The Department for Work & Pensions (DWP) has published a consultation paper on draft regulations and other proposed changes to the auto-enrolment legislation. The proposals follow feedback from employers and pension schemes on their early experiences of auto-enrolment and are intended to improve and simplify the auto-enrolment process.

The key changes set out in the draft regulations are as follows:

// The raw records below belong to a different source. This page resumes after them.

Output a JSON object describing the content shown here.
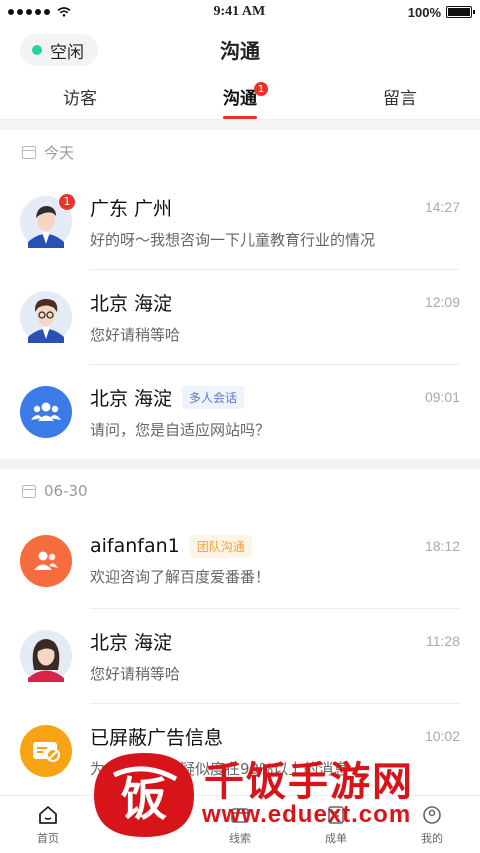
{
  "status_bar": {
    "time": "9:41 AM",
    "battery": "100%",
    "battery_level": 1.0
  },
  "header": {
    "status_label": "空闲",
    "title": "沟通"
  },
  "tabs": [
    {
      "label": "访客"
    },
    {
      "label": "沟通",
      "badge": "1"
    },
    {
      "label": "留言"
    }
  ],
  "sections": [
    {
      "date": "今天",
      "items": [
        {
          "name": "广东 广州",
          "time": "14:27",
          "message": "好的呀～我想咨询一下儿童教育行业的情况",
          "badge": "1",
          "avatar": "male-avatar-1"
        },
        {
          "name": "北京 海淀",
          "time": "12:09",
          "message": "您好请稍等哈",
          "avatar": "male-avatar-2"
        },
        {
          "name": "北京 海淀",
          "tag": "多人会话",
          "time": "09:01",
          "message": "请问，您是自适应网站吗？",
          "avatar": "group-icon"
        }
      ]
    },
    {
      "date": "06-30",
      "items": [
        {
          "name": "aifanfan1",
          "tag": "团队沟通",
          "time": "18:12",
          "message": "欢迎咨询了解百度爱番番！",
          "avatar": "team-icon"
        },
        {
          "name": "北京 海淀",
          "time": "11:28",
          "message": "您好请稍等哈",
          "avatar": "female-avatar"
        },
        {
          "name": "已屏蔽广告信息",
          "time": "10:02",
          "message": "为您屏蔽广告疑似度在90%以上的消息",
          "avatar": "blocked-ad-icon"
        }
      ]
    }
  ],
  "bottom_nav": [
    {
      "label": "首页",
      "icon": "home-icon"
    },
    {
      "label": "",
      "icon": "chat-icon"
    },
    {
      "label": "线索",
      "icon": "leads-icon"
    },
    {
      "label": "成单",
      "icon": "deal-icon"
    },
    {
      "label": "我的",
      "icon": "profile-icon"
    }
  ],
  "watermark": {
    "title": "千饭手游网",
    "url": "www.eduext.com",
    "logo_glyph": "饭"
  },
  "colors": {
    "accent": "#e8332a",
    "online": "#27d3a3",
    "group_blue": "#3b7be8",
    "team_orange": "#f56c3f",
    "ad_yellow": "#f7a414"
  }
}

  • Pay reference periods: An additional method of determining the "pay reference period" for the purposes of jobholder eligibility and the defined contribution (DC) qualifying scheme minimum contribution requirements will be introduced allowing employers to use standard payroll reference periods. This should assist employers in matching salary/wages paid to the relevant pay reference period and will also ensure that the minimum contribution requirements can be met without the need for annual reconciliations.
  • Contribution payment deadlines: Employers will be able to retain initial contributions paid by all new scheme members for up to two months, assisting with the administration of contributions and refunds where individuals opt-out. At present, the extended auto-enrolment deadline only applies to jobholders and to contributions taken as part of an auto-enrolment, re-enrolment or opt-in process.
  • Contractual enrolment, opt-outs and auto-enrolment: The current easement to the auto-enrolment regime whereby an employer is not required to re-enrol a worker who has opted-out of a qualifying scheme within the previous twelve months will be extended to cover the situation where a worker has opted-out after being contractually enrolled prior to his auto-enrolment date.
  • Extension of the joining window: The joining window (the period within which an employer must auto-enrol a worker who meets the auto-enrolment conditions) will be extended from one month to six weeks to assist employers with workers who have widely fluctuating earnings or zero hours contracts.
  • Defined benefit (DB) test scheme standard: The "test scheme standard" used to determine whether a non-contracted-out DB scheme is a qualifying scheme will be amended to allow future increases in state pension age to be taken into account and to clarify the quality requirements applying to lump sum schemes.
  • Opt-out notices: It will be clarified that opt-out notices must be in substantially the same form as set out in the legislation.

In addition, the consultation paper seeks views on the introduction of a new power for the Government to regulate to allow employers to exclude certain categories of worker from their auto-enrolment duties in circumstances where further pension saving may be inappropriate or financially detrimental. This might be where an individual has registered for enhanced or fixed protection, is an active member of a DC scheme and has given notice of retirement, or has handed in his notice during a deferral period. It also indicates that the DWP is considering two possible easements to the regime. Firstly it is proposed that employers using contractual enrolment could be exempted from their auto-enrolment duties on the basis of a certification that they are meeting the auto-enrolment policy objectives. Secondly, views are sought on whether there are simpler ways than the existing test scheme standard to determine whether a DB scheme is a qualifying scheme and whether there is a need for a quality requirement at all.

The consultation period runs until 7 May 2013. The amending regulations are expected to be in force by April 2014, though the DWP indicates that it may consider bringing specific changes into force earlier if consultation responses show there is demand and it can be achieved without "unwelcome consequences".